__Description of the task__
Omit the images. Restate all of the records word for word.

__Provided information__
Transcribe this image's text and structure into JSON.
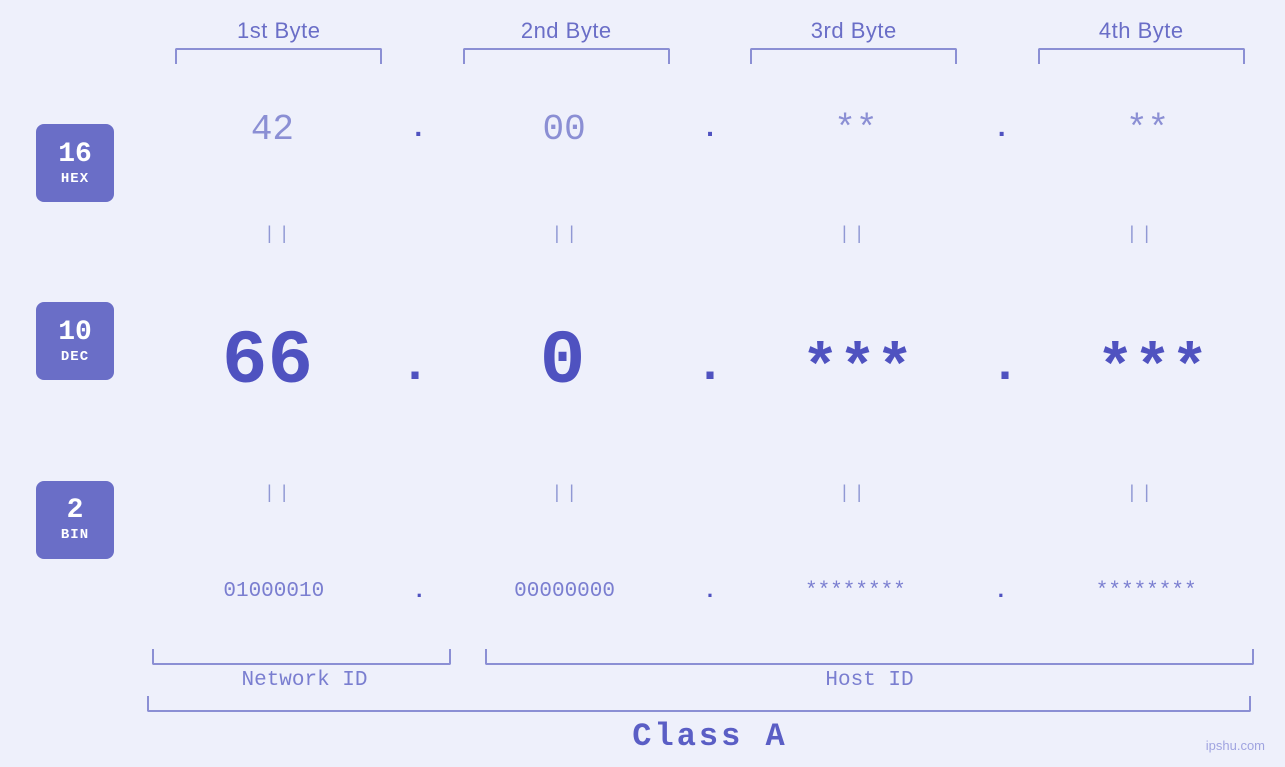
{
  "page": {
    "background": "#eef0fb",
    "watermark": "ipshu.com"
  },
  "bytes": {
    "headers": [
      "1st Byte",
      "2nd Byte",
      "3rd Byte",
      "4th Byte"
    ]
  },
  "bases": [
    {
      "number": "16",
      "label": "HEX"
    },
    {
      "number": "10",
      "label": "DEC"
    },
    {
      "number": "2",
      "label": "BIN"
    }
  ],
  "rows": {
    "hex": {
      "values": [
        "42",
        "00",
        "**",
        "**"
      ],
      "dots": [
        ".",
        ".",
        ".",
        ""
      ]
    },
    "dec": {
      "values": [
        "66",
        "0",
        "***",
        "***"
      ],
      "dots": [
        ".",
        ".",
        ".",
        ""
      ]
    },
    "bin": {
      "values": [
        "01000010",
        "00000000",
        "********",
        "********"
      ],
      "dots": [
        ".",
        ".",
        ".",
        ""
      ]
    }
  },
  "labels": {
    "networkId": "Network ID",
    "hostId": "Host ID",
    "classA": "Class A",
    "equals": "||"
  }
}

__Exercise answer__
Transcribe this image's text and structure into JSON.
{
  "page": {
    "background": "#eef0fb",
    "watermark": "ipshu.com"
  },
  "bytes": {
    "headers": [
      "1st Byte",
      "2nd Byte",
      "3rd Byte",
      "4th Byte"
    ]
  },
  "bases": [
    {
      "number": "16",
      "label": "HEX"
    },
    {
      "number": "10",
      "label": "DEC"
    },
    {
      "number": "2",
      "label": "BIN"
    }
  ],
  "rows": {
    "hex": {
      "values": [
        "42",
        "00",
        "**",
        "**"
      ],
      "dots": [
        ".",
        ".",
        ".",
        ""
      ]
    },
    "dec": {
      "values": [
        "66",
        "0",
        "***",
        "***"
      ],
      "dots": [
        ".",
        ".",
        ".",
        ""
      ]
    },
    "bin": {
      "values": [
        "01000010",
        "00000000",
        "********",
        "********"
      ],
      "dots": [
        ".",
        ".",
        ".",
        ""
      ]
    }
  },
  "labels": {
    "networkId": "Network ID",
    "hostId": "Host ID",
    "classA": "Class A",
    "equals": "||"
  }
}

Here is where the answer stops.